Current sensors used to detect CO2 at surface sites are either very expensive or they use a lot of energy. And they're not as accurate as they could be. Dr. Harry Ruda of the Centre for Nanotechnology at the University of Toronto and Dr. David Risk, Earth Sciences Department at St. Francis Xavier University, are working on single nanowire transistors that should have unprecedented sensitivity for detecting CO2 emissions. The sensors could provide complete topographic and temporal mapping of carbon emissions, which would help in the design of new protocols for carbon storage and recovery systems as well provide the means for enforcing regulationsall of which will enable markedly reduced emissions. Dr. Risk's role will be in testing and translational work that will help embed the sensors in these real-world application environments.
Project: Development of single-molecule level multi-species nanowire-based sensors for carbon emissions
Project: Accelerating carbon mineralization in mine wastes

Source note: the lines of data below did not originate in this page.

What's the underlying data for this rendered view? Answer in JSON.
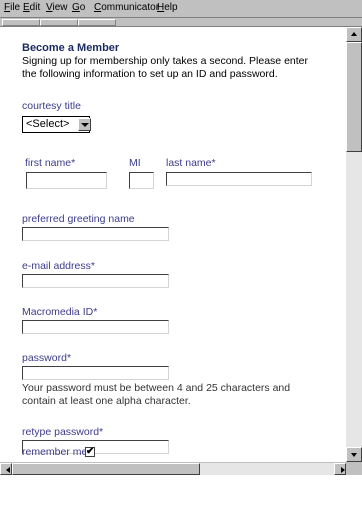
{
  "menu": [
    {
      "label": "File"
    },
    {
      "label": "Edit"
    },
    {
      "label": "View"
    },
    {
      "label": "Go"
    },
    {
      "label": "Communicator"
    },
    {
      "label": "Help"
    }
  ],
  "form": {
    "heading": "Become a Member",
    "intro_line1": "Signing up for membership only takes a second. Please enter",
    "intro_line2": "the following information to set up an ID and password.",
    "courtesy_title_label": "courtesy title",
    "courtesy_title_value": "<Select>",
    "first_name_label": "first name*",
    "mi_label": "MI",
    "last_name_label": "last name*",
    "greeting_label": "preferred greeting name",
    "email_label": "e-mail address*",
    "macromedia_id_label": "Macromedia ID*",
    "password_label": "password*",
    "password_note_line1": "Your password must be between 4 and 25 characters and",
    "password_note_line2": "contain at least one alpha character.",
    "retype_label": "retype password*",
    "remember_label": "remember me",
    "remember_checked": "✔"
  },
  "colors": {
    "heading": "#1a2a5e",
    "label": "#3c3c8c",
    "chrome": "#c0c0c0"
  },
  "icons": {
    "scroll_up": "triangle-up-icon",
    "scroll_down": "triangle-down-icon",
    "scroll_left": "triangle-left-icon",
    "scroll_right": "triangle-right-icon",
    "dropdown": "chevron-down-icon",
    "check": "checkmark-icon"
  }
}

Lead Investigator: Greg Dipple, University of British Columbia (UBC)
Co-PIs: Michael Hitch, UBC; Ulrich Mayer, UBC; Gordon Southam, U of Western Ontario; Siobhan Wilson, Monash University (Australia); John Wen, U of Waterloo; Murray Thomson, U of Toronto
CMC Investment: $600,000/3 years
The long-term goal of the carbon mineralization project is to develop methods for accelerating carbon sequestration within mine waste and, through partnership with industry, establish a demonstration project for carbon mineralization.
Many mines produce waste capable of storing CO2 but passive fixation rates from the atmosphere are generally slow (50,000 tonnes CO2 per year or less per mine site). By increasing the level of CO2 in gas streams, the research team can accelerate mineralization in hard rock mine waste
|Contact: Ruth Klinkhammer|
Carbon Management Canada